── INFORMATION ──

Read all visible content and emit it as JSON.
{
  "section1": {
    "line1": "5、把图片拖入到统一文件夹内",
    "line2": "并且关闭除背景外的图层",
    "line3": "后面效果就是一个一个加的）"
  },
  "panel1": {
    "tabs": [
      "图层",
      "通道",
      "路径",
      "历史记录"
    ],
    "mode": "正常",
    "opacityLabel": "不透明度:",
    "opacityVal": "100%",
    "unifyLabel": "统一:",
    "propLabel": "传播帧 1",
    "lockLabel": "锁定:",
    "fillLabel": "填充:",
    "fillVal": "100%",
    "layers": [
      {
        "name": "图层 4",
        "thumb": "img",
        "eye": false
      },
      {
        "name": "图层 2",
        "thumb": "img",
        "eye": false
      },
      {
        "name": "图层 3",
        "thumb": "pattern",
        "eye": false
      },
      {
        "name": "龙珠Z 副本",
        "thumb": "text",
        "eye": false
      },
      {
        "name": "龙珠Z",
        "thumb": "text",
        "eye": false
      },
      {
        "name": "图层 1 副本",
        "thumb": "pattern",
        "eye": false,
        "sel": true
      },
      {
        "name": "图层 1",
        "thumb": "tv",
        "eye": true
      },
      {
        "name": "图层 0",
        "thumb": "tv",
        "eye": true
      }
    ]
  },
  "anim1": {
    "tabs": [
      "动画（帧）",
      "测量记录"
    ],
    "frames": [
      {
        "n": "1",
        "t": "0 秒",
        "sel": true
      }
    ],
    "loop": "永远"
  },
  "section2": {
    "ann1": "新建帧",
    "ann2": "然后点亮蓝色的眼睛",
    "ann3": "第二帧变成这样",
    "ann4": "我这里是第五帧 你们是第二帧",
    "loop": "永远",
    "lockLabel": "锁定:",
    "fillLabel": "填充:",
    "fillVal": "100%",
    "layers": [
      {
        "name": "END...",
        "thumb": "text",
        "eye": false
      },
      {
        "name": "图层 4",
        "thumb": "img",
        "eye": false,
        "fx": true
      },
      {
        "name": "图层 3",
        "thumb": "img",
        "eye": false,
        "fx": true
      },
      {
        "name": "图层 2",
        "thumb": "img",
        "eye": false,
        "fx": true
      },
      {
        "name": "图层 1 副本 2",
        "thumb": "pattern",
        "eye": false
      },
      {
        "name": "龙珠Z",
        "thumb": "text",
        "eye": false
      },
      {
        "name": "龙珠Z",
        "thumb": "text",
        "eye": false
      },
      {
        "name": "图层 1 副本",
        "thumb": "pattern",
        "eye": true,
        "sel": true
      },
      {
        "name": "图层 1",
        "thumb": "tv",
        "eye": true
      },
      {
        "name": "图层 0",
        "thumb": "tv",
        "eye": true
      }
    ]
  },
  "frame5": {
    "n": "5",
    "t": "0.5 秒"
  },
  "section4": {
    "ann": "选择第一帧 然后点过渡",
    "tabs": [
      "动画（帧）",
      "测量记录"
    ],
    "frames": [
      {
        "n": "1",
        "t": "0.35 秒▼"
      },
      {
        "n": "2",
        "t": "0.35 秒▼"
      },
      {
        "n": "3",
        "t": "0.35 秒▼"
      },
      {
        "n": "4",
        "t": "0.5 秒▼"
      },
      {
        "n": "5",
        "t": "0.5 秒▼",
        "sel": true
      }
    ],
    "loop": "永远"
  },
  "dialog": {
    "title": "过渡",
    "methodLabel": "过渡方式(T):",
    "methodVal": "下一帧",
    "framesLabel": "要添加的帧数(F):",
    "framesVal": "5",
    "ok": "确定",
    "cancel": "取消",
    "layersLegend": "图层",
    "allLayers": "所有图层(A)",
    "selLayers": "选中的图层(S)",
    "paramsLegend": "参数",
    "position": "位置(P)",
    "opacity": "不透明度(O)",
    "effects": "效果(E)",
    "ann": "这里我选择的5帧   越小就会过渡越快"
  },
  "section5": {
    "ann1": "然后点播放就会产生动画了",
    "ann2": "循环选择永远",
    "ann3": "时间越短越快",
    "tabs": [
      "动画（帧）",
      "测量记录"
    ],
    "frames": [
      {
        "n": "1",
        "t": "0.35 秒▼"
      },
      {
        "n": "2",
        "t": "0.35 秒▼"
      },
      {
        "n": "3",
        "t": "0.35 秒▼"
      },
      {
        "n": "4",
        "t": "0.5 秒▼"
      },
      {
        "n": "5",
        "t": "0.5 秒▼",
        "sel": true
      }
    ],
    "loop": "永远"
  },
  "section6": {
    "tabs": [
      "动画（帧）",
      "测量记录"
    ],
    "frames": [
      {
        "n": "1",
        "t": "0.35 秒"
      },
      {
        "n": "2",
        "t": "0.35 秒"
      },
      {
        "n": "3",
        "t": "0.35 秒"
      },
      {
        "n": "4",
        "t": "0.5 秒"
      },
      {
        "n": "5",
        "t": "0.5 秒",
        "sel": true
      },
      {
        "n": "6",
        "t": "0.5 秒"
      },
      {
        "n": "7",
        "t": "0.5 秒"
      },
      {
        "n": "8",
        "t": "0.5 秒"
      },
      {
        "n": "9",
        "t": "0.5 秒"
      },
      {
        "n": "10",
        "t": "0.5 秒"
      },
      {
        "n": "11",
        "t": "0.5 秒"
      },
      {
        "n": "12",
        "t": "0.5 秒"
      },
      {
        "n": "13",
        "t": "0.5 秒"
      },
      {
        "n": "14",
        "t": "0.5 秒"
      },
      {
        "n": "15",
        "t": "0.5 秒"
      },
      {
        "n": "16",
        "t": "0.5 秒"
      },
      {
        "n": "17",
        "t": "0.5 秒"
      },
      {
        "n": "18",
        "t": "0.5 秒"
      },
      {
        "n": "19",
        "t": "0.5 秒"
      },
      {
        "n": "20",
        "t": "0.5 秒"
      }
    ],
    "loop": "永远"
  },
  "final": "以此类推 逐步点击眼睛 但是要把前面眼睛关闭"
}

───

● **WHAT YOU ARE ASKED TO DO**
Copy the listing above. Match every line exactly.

● **EXPECTED ANSWER**
Read all visible content and emit it as JSON.
{
  "section1": {
    "line1": "5、把图片拖入到统一文件夹内",
    "line2": "并且关闭除背景外的图层",
    "line3": "后面效果就是一个一个加的）"
  },
  "panel1": {
    "tabs": [
      "图层",
      "通道",
      "路径",
      "历史记录"
    ],
    "mode": "正常",
    "opacityLabel": "不透明度:",
    "opacityVal": "100%",
    "unifyLabel": "统一:",
    "propLabel": "传播帧 1",
    "lockLabel": "锁定:",
    "fillLabel": "填充:",
    "fillVal": "100%",
    "layers": [
      {
        "name": "图层 4",
        "thumb": "img",
        "eye": false
      },
      {
        "name": "图层 2",
        "thumb": "img",
        "eye": false
      },
      {
        "name": "图层 3",
        "thumb": "pattern",
        "eye": false
      },
      {
        "name": "龙珠Z 副本",
        "thumb": "text",
        "eye": false
      },
      {
        "name": "龙珠Z",
        "thumb": "text",
        "eye": false
      },
      {
        "name": "图层 1 副本",
        "thumb": "pattern",
        "eye": false,
        "sel": true
      },
      {
        "name": "图层 1",
        "thumb": "tv",
        "eye": true
      },
      {
        "name": "图层 0",
        "thumb": "tv",
        "eye": true
      }
    ]
  },
  "anim1": {
    "tabs": [
      "动画（帧）",
      "测量记录"
    ],
    "frames": [
      {
        "n": "1",
        "t": "0 秒",
        "sel": true
      }
    ],
    "loop": "永远"
  },
  "section2": {
    "ann1": "新建帧",
    "ann2": "然后点亮蓝色的眼睛",
    "ann3": "第二帧变成这样",
    "ann4": "我这里是第五帧 你们是第二帧",
    "loop": "永远",
    "lockLabel": "锁定:",
    "fillLabel": "填充:",
    "fillVal": "100%",
    "layers": [
      {
        "name": "END...",
        "thumb": "text",
        "eye": false
      },
      {
        "name": "图层 4",
        "thumb": "img",
        "eye": false,
        "fx": true
      },
      {
        "name": "图层 3",
        "thumb": "img",
        "eye": false,
        "fx": true
      },
      {
        "name": "图层 2",
        "thumb": "img",
        "eye": false,
        "fx": true
      },
      {
        "name": "图层 1 副本 2",
        "thumb": "pattern",
        "eye": false
      },
      {
        "name": "龙珠Z",
        "thumb": "text",
        "eye": false
      },
      {
        "name": "龙珠Z",
        "thumb": "text",
        "eye": false
      },
      {
        "name": "图层 1 副本",
        "thumb": "pattern",
        "eye": true,
        "sel": true
      },
      {
        "name": "图层 1",
        "thumb": "tv",
        "eye": true
      },
      {
        "name": "图层 0",
        "thumb": "tv",
        "eye": true
      }
    ]
  },
  "frame5": {
    "n": "5",
    "t": "0.5 秒"
  },
  "section4": {
    "ann": "选择第一帧 然后点过渡",
    "tabs": [
      "动画（帧）",
      "测量记录"
    ],
    "frames": [
      {
        "n": "1",
        "t": "0.35 秒▼"
      },
      {
        "n": "2",
        "t": "0.35 秒▼"
      },
      {
        "n": "3",
        "t": "0.35 秒▼"
      },
      {
        "n": "4",
        "t": "0.5 秒▼"
      },
      {
        "n": "5",
        "t": "0.5 秒▼",
        "sel": true
      }
    ],
    "loop": "永远"
  },
  "dialog": {
    "title": "过渡",
    "methodLabel": "过渡方式(T):",
    "methodVal": "下一帧",
    "framesLabel": "要添加的帧数(F):",
    "framesVal": "5",
    "ok": "确定",
    "cancel": "取消",
    "layersLegend": "图层",
    "allLayers": "所有图层(A)",
    "selLayers": "选中的图层(S)",
    "paramsLegend": "参数",
    "position": "位置(P)",
    "opacity": "不透明度(O)",
    "effects": "效果(E)",
    "ann": "这里我选择的5帧   越小就会过渡越快"
  },
  "section5": {
    "ann1": "然后点播放就会产生动画了",
    "ann2": "循环选择永远",
    "ann3": "时间越短越快",
    "tabs": [
      "动画（帧）",
      "测量记录"
    ],
    "frames": [
      {
        "n": "1",
        "t": "0.35 秒▼"
      },
      {
        "n": "2",
        "t": "0.35 秒▼"
      },
      {
        "n": "3",
        "t": "0.35 秒▼"
      },
      {
        "n": "4",
        "t": "0.5 秒▼"
      },
      {
        "n": "5",
        "t": "0.5 秒▼",
        "sel": true
      }
    ],
    "loop": "永远"
  },
  "section6": {
    "tabs": [
      "动画（帧）",
      "测量记录"
    ],
    "frames": [
      {
        "n": "1",
        "t": "0.35 秒"
      },
      {
        "n": "2",
        "t": "0.35 秒"
      },
      {
        "n": "3",
        "t": "0.35 秒"
      },
      {
        "n": "4",
        "t": "0.5 秒"
      },
      {
        "n": "5",
        "t": "0.5 秒",
        "sel": true
      },
      {
        "n": "6",
        "t": "0.5 秒"
      },
      {
        "n": "7",
        "t": "0.5 秒"
      },
      {
        "n": "8",
        "t": "0.5 秒"
      },
      {
        "n": "9",
        "t": "0.5 秒"
      },
      {
        "n": "10",
        "t": "0.5 秒"
      },
      {
        "n": "11",
        "t": "0.5 秒"
      },
      {
        "n": "12",
        "t": "0.5 秒"
      },
      {
        "n": "13",
        "t": "0.5 秒"
      },
      {
        "n": "14",
        "t": "0.5 秒"
      },
      {
        "n": "15",
        "t": "0.5 秒"
      },
      {
        "n": "16",
        "t": "0.5 秒"
      },
      {
        "n": "17",
        "t": "0.5 秒"
      },
      {
        "n": "18",
        "t": "0.5 秒"
      },
      {
        "n": "19",
        "t": "0.5 秒"
      },
      {
        "n": "20",
        "t": "0.5 秒"
      }
    ],
    "loop": "永远"
  },
  "final": "以此类推 逐步点击眼睛 但是要把前面眼睛关闭"
}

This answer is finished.